- [How to complete this task]
The full set of lines below has to be duplicated exactly, with no picture kept.

- [Data section]
________________
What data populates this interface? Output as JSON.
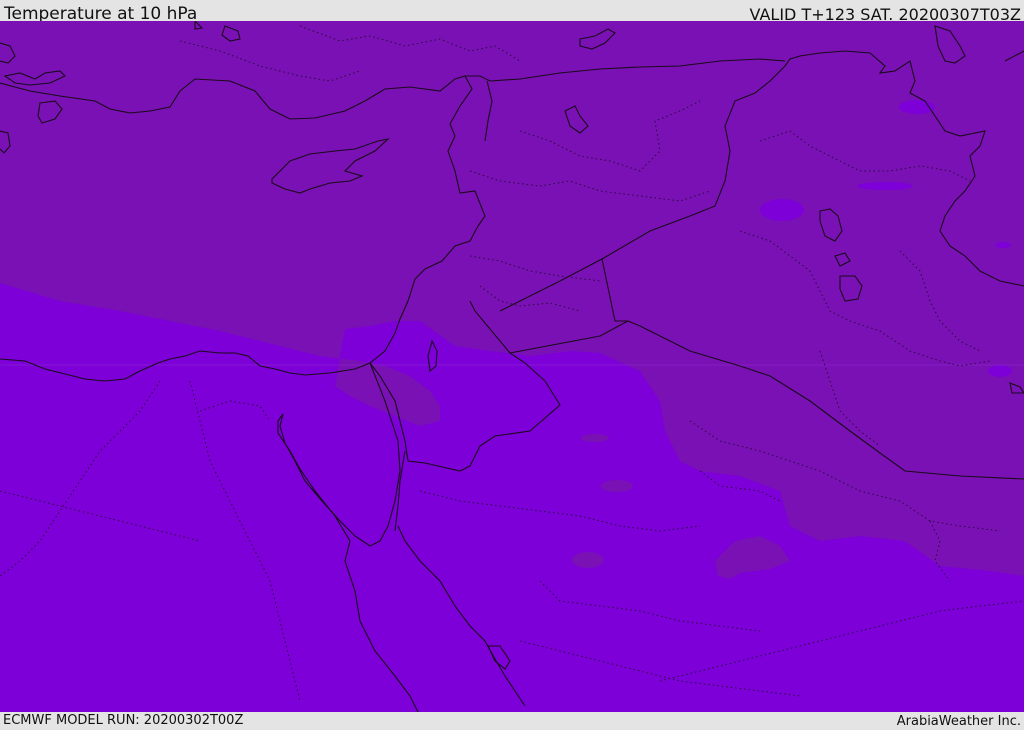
{
  "header": {
    "title": "Temperature at 10 hPa",
    "valid": "VALID T+123 SAT. 20200307T03Z"
  },
  "footer": {
    "model_run": "ECMWF MODEL RUN: 20200302T00Z",
    "credit": "ArabiaWeather Inc."
  },
  "map": {
    "colors": {
      "warm_band": "#7a11b5",
      "cool_band": "#7d00d8",
      "coastline": "#1a0a1a"
    }
  }
}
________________
- [Written response]
What data populates this interface? Output as JSON.
{
  "header": {
    "title": "Temperature at 10 hPa",
    "valid": "VALID T+123 SAT. 20200307T03Z"
  },
  "footer": {
    "model_run": "ECMWF MODEL RUN: 20200302T00Z",
    "credit": "ArabiaWeather Inc."
  },
  "map": {
    "colors": {
      "warm_band": "#7a11b5",
      "cool_band": "#7d00d8",
      "coastline": "#1a0a1a"
    }
  }
}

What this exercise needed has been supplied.